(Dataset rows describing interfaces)
=== Begin Enclosure ===
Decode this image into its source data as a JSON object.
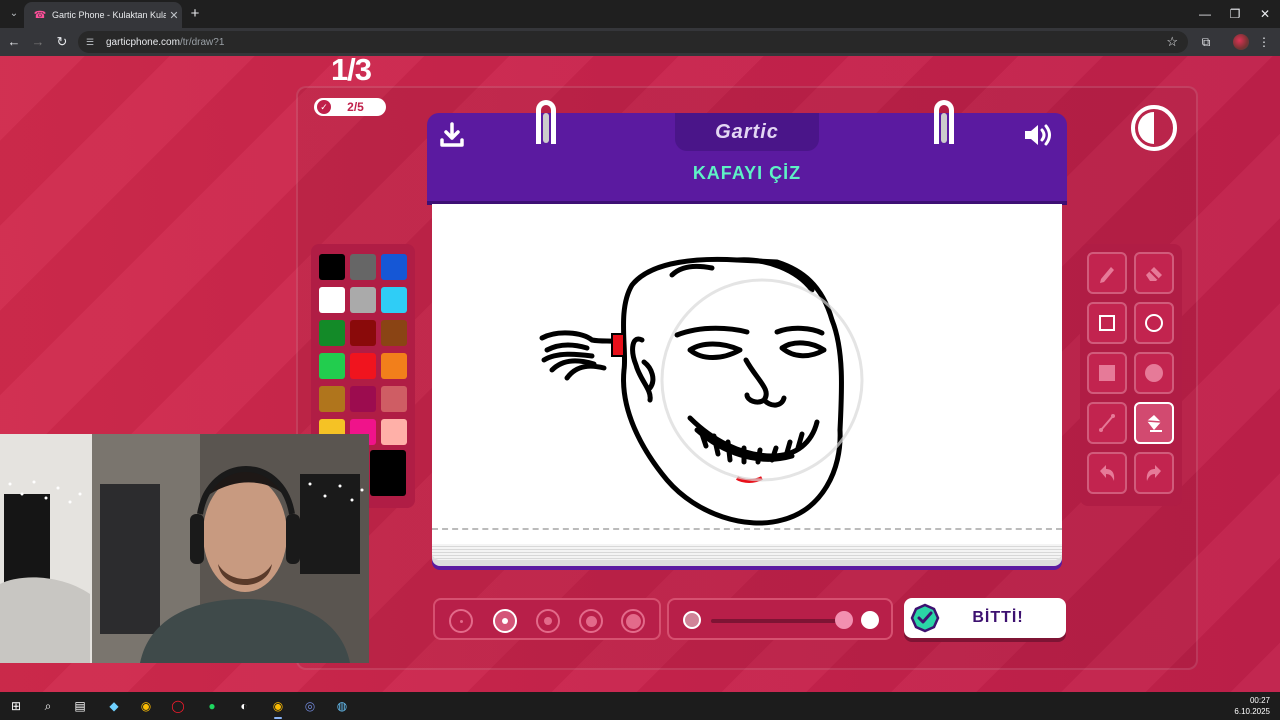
{
  "browser": {
    "tab_title": "Gartic Phone - Kulaktan Kulağa",
    "url_host": "garticphone.com",
    "url_path": "/tr/draw?1"
  },
  "game": {
    "round": "1/3",
    "progress": "2/5",
    "logo": "Gartic",
    "prompt": "KAFAYI ÇİZ",
    "done_label": "BİTTİ!",
    "palette_colors": [
      "#000000",
      "#666666",
      "#1557d6",
      "#ffffff",
      "#aaaaaa",
      "#2fcdf6",
      "#138a28",
      "#8a0a0a",
      "#8a4414",
      "#22cd4e",
      "#f0141e",
      "#f27f1b",
      "#b0751c",
      "#9c0c4f",
      "#cf5d64",
      "#f5c225",
      "#f0138a",
      "#ffb0a8"
    ],
    "selected_color": "#000000",
    "tools": [
      "pencil-icon",
      "eraser-icon",
      "rectangle-outline-icon",
      "ellipse-outline-icon",
      "rectangle-fill-icon",
      "ellipse-fill-icon",
      "line-icon",
      "fill-bucket-icon",
      "undo-icon",
      "redo-icon"
    ],
    "active_tool": "fill-bucket-icon",
    "brush_sizes": 5,
    "selected_size_index": 1
  },
  "taskbar": {
    "time": "00:27",
    "date": "6.10.2025"
  }
}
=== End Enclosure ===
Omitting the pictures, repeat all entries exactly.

* _Task response_
Decode this image into its source data as a JSON object.
{
  "browser": {
    "tab_title": "Gartic Phone - Kulaktan Kulağa",
    "url_host": "garticphone.com",
    "url_path": "/tr/draw?1"
  },
  "game": {
    "round": "1/3",
    "progress": "2/5",
    "logo": "Gartic",
    "prompt": "KAFAYI ÇİZ",
    "done_label": "BİTTİ!",
    "palette_colors": [
      "#000000",
      "#666666",
      "#1557d6",
      "#ffffff",
      "#aaaaaa",
      "#2fcdf6",
      "#138a28",
      "#8a0a0a",
      "#8a4414",
      "#22cd4e",
      "#f0141e",
      "#f27f1b",
      "#b0751c",
      "#9c0c4f",
      "#cf5d64",
      "#f5c225",
      "#f0138a",
      "#ffb0a8"
    ],
    "selected_color": "#000000",
    "tools": [
      "pencil-icon",
      "eraser-icon",
      "rectangle-outline-icon",
      "ellipse-outline-icon",
      "rectangle-fill-icon",
      "ellipse-fill-icon",
      "line-icon",
      "fill-bucket-icon",
      "undo-icon",
      "redo-icon"
    ],
    "active_tool": "fill-bucket-icon",
    "brush_sizes": 5,
    "selected_size_index": 1
  },
  "taskbar": {
    "time": "00:27",
    "date": "6.10.2025"
  }
}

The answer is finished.